By Hannah Schaefer | Contributor
You know it's Halloween weekend when you walk outside and see a parade of princesses, ninjas, Waldos and Rosie the Riveters walk by.
This is the best part of Halloween-the fun of dressing up and goofing around, not to mention the candy. But as you eat your Snickers and party hard at the Halloween Dance, it's important to keep something in mind.
Other people's cultures are not a costume.
When an American wears a Japanese kimono, or an American-Indian dress, or a Mexican poncho in a way that operates on a cultural stereotype, someone's real culture is being turned into a punchline. This is called cultural appropriation, and it can be incredibly hurtful.
According to about.com, cultural appropriation "typically involves members of a dominant group exploiting the culture of less privileged groups-often with little understanding of the latter's history, experience and traditions." Exploiting in this scenario is using another person's culture in a way that makes yourself look good without giving credit where credit is due.
This is different from dressing up as a basic white girl. Those stereotypes, while mildly annoying for some, do not have long-term, detrimental messages in the same way that over sexualizing or making a joke of someone else's culture does. As a white girl, I know that people joke about pumpkin spice lattes and Uggs in the context of a public that recognizes not all white women love those things. While that may annoy me, those stereotypes are not nearly as powerful or as dangerous as applying stereotypes to a minority as a way to have fun.
It's less about being politically correct, and more about being respectful of people who don't get a say in how they're perceived in our society.

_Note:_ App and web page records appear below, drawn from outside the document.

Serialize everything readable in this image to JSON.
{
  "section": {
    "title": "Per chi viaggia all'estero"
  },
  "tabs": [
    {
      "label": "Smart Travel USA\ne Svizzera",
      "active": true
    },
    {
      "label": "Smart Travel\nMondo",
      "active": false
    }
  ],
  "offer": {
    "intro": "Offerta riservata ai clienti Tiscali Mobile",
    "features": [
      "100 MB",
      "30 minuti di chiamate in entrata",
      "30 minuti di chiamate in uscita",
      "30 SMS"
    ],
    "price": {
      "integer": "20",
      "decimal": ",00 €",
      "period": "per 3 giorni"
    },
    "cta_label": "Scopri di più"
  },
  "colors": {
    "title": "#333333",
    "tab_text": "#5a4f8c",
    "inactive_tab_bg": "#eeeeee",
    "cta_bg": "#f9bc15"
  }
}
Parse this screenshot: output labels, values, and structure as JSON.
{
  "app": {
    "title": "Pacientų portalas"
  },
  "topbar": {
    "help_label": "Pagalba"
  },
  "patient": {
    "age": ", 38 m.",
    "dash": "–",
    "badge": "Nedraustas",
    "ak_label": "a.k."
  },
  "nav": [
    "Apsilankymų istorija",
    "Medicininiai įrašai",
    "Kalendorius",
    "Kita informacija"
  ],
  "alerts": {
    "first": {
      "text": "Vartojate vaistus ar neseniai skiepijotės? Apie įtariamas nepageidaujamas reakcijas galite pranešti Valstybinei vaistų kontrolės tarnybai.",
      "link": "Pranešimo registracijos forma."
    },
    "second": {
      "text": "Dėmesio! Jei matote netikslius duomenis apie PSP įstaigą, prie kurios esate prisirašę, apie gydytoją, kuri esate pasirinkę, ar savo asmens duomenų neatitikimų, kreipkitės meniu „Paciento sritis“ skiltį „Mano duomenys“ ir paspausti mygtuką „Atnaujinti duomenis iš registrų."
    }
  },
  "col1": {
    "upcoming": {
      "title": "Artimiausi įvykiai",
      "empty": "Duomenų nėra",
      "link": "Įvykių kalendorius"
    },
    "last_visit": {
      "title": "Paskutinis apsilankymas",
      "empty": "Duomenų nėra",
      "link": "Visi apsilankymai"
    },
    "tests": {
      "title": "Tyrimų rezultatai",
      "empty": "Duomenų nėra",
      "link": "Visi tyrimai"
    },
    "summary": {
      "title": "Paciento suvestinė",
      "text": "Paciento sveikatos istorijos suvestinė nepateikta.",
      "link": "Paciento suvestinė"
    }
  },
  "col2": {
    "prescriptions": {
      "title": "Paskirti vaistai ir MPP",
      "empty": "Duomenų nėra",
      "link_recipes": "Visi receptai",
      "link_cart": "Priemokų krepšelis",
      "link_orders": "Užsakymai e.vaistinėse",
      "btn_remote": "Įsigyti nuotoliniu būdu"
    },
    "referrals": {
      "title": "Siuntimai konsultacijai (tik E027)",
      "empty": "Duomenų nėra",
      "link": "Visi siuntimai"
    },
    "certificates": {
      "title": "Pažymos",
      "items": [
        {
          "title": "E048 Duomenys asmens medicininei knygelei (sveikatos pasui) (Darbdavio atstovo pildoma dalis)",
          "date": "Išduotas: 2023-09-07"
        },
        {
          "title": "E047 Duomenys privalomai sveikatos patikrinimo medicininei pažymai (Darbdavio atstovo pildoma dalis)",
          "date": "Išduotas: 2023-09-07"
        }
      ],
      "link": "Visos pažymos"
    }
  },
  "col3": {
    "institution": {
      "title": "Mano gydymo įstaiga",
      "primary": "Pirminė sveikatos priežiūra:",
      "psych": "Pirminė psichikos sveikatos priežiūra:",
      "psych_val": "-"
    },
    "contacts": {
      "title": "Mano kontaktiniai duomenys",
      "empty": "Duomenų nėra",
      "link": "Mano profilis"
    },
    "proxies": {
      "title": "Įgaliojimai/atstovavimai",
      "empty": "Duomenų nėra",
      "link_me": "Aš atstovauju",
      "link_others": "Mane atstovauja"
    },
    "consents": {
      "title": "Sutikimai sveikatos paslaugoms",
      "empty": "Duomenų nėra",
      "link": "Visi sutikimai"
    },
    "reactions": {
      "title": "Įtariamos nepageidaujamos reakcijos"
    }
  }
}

So, dear reader, I hope you forgo the headdresses, cornrows and sombreros this year and instead opt for Disney and "The Office" and the Peanuts Gang. By doing so, you help make Halloween a fun and respectful day for everyone.